Problem to solve:
In the records below, count every line where the string "this" appears, and reply with the count only.

Data extracted from a collection:
—————

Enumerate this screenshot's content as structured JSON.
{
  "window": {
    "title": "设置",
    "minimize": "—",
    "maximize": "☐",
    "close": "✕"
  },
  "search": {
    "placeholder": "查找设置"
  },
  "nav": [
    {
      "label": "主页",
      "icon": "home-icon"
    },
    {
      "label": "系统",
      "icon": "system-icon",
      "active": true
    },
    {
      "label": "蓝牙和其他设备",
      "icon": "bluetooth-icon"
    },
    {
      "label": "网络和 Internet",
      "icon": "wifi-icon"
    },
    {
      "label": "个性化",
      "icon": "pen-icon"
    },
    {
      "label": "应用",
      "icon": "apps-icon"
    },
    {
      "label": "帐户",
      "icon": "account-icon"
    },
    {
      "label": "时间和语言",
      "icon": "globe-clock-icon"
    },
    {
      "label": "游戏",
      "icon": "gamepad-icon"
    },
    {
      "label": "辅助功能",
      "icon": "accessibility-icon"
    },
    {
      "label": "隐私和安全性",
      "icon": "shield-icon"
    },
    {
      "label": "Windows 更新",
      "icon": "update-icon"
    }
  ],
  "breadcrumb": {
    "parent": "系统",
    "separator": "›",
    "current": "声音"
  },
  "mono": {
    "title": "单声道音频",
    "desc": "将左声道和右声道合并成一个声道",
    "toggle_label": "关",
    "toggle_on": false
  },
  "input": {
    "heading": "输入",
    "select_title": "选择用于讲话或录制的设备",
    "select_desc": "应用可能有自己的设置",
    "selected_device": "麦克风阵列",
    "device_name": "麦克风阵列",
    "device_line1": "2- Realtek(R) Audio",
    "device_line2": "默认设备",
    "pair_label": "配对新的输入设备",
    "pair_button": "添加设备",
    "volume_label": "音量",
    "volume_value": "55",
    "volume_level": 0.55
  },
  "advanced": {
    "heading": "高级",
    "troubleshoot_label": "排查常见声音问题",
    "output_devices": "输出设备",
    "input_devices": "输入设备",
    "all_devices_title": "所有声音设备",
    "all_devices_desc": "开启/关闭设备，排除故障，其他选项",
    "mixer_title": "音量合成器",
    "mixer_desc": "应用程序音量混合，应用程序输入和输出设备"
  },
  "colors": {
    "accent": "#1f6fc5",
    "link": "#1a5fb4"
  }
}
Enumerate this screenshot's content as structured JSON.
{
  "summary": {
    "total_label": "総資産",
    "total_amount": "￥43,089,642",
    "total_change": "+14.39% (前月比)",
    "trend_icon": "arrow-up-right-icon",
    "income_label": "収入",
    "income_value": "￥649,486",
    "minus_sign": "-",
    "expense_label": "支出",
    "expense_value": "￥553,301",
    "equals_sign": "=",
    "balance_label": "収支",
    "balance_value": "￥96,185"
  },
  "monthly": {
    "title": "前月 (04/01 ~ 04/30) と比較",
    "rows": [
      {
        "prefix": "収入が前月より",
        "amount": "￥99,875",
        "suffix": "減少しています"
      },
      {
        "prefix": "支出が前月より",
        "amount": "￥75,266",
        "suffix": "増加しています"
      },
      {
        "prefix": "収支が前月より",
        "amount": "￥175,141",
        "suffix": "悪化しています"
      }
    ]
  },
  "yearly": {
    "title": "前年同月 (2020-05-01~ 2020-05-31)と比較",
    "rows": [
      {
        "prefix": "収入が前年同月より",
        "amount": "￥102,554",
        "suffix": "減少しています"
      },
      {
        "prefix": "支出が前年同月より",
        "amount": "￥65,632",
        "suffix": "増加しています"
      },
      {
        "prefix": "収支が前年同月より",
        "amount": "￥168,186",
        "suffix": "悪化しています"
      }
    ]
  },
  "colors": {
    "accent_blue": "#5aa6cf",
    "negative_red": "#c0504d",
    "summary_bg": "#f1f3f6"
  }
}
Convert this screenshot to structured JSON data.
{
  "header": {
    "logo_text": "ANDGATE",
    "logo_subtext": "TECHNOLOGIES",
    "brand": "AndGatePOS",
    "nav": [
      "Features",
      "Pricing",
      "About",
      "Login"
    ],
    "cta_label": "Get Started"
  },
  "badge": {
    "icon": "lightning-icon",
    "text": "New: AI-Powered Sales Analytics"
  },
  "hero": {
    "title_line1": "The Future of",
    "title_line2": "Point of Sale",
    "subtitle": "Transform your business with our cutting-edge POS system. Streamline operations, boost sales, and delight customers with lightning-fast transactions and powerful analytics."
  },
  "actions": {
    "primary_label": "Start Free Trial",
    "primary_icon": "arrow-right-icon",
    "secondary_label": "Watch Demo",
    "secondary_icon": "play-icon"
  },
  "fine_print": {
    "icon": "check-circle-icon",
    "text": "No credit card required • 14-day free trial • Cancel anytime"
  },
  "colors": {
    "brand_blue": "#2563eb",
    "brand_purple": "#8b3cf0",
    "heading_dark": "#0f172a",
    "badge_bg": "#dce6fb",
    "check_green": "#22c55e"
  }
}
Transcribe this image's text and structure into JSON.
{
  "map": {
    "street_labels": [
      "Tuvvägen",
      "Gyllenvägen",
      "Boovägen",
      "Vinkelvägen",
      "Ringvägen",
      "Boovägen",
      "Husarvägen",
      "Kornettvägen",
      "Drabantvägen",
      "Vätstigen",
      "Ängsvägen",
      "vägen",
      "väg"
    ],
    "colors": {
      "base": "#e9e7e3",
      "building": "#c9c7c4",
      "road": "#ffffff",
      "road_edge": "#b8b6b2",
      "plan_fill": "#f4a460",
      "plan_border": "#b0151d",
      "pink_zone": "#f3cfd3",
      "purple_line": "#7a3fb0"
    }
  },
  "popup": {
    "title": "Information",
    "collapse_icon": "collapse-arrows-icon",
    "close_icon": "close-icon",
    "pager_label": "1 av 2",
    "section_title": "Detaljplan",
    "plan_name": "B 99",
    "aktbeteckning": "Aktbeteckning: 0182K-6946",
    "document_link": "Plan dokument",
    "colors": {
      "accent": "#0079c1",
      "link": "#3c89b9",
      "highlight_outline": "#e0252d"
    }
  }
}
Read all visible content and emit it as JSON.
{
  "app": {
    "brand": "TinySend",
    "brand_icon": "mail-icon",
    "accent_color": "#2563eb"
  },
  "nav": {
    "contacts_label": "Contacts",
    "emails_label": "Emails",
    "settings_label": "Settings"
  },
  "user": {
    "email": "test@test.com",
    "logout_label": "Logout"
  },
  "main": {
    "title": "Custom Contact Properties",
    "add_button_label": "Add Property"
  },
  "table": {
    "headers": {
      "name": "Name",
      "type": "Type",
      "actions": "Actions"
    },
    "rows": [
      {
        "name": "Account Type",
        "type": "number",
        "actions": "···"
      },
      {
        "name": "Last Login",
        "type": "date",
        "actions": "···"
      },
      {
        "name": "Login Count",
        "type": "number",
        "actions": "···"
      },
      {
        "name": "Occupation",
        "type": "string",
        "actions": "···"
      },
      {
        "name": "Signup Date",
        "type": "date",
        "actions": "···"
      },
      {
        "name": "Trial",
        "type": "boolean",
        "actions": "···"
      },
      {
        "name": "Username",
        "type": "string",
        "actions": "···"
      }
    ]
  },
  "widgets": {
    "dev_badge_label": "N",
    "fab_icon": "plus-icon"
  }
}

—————

Solution to the exercise:
4